As current allied health professors only have classes during the day, Sbrega said the college will try to use them to teach the new online programs and run their labs at night. Still, he said he expects to have to hire more adjunct faculty, likely from other institutions, to help fully staff the new program.
Faculty union representatives, however, have major reservations about the program. Joe LeBlanc, president of the Massachusetts Community College Council, a unit of the National Education Association, said the college has not come to an agreement with the union as to how much full-time professors will make for taking on these extra courses. He noted that Bristol is not offering as much as the professors would like for the work. Also, more generally, LeBlanc said he has a concern with what he called the "explosion" of the use of part-time faculty at Bristol, where he noted the part-time to full-time ratio was nearly four to one. He argued that the new program will not help this imbalance.
Aside from disagreements concerning pay, faculty also have philosophical concerns with the concept, arguing that it may disadvantage some students in ways that are not appropriate for community colleges.
"This strikes me as unfair — for other students to be going to a public college and jumping to the front of the line just because they’re paying more," LeBlanc said. "This [deal] came out of the blue, and it was made quite clear that [Bristol] was hungry to pursue this. It looks like they’re just planning to jump ahead. But we’d like to slow this down ever so slightly. There may be a lot of good reasons for Bristol to do this, but we need to take a pause before we think about doing these elsewhere in the state. Everything is motivated by this ‘growth is all’ mindset. We really need to pause and take stock of what we’re thinking about doing here."
Princeton Review and Bristol officials, however, are ready to move ahead with the project in spite of some of these criticisms.
“In this age of scarce resources and burgeoning enrollments, we’re just not going to get money from our state,” Sbrega said. “I think public-private partnerships like this one are the wave of the future. This is an outstanding example of what can be done through these partnerships. I wouldn’t be surprised if it’s replicated around the state and the country.”

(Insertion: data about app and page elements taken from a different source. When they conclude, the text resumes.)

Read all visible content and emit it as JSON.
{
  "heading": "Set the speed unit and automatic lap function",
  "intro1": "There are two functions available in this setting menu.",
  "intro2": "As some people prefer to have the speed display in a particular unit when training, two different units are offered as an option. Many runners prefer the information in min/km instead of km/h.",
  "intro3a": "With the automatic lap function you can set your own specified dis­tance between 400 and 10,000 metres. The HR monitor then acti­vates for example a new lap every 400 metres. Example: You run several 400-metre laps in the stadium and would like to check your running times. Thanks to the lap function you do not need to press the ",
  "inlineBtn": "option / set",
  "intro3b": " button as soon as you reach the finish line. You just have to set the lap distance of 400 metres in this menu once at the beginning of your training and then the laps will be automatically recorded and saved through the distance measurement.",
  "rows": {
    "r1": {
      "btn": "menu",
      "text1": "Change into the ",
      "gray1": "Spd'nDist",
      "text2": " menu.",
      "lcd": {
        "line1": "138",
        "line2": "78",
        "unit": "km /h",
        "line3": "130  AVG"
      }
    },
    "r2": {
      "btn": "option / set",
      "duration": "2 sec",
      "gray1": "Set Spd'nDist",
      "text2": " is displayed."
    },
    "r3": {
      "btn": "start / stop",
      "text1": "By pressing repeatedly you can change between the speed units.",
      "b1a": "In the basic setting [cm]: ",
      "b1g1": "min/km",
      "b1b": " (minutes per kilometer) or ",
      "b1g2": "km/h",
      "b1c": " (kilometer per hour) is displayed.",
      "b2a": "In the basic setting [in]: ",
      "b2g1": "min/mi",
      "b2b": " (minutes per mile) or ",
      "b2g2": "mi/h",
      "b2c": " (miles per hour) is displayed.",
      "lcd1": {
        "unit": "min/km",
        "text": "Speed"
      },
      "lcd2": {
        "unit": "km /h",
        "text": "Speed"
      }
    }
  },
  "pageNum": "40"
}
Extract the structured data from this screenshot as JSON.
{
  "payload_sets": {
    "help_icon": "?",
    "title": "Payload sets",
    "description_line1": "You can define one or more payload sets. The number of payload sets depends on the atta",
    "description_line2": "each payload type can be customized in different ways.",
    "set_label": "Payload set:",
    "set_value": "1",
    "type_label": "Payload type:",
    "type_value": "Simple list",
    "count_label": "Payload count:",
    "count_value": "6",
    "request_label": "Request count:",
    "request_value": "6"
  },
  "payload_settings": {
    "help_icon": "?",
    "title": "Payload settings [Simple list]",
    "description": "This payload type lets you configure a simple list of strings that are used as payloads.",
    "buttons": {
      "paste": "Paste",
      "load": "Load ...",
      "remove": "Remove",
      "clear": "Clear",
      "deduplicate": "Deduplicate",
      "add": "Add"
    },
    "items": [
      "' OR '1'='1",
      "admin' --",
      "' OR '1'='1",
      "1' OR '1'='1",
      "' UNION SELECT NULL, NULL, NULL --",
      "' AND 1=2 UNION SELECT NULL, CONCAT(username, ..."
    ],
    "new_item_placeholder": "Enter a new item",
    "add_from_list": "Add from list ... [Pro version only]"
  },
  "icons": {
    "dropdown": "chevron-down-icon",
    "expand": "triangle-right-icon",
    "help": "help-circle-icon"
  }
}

The Princeton Review is currently in discussions with other community colleges in Massachusetts and in four other states to replicate this model if it proves successful. Sbrega also said he would like to see something similar put in place for other career-related programs at his institution for which there are long waiting lists.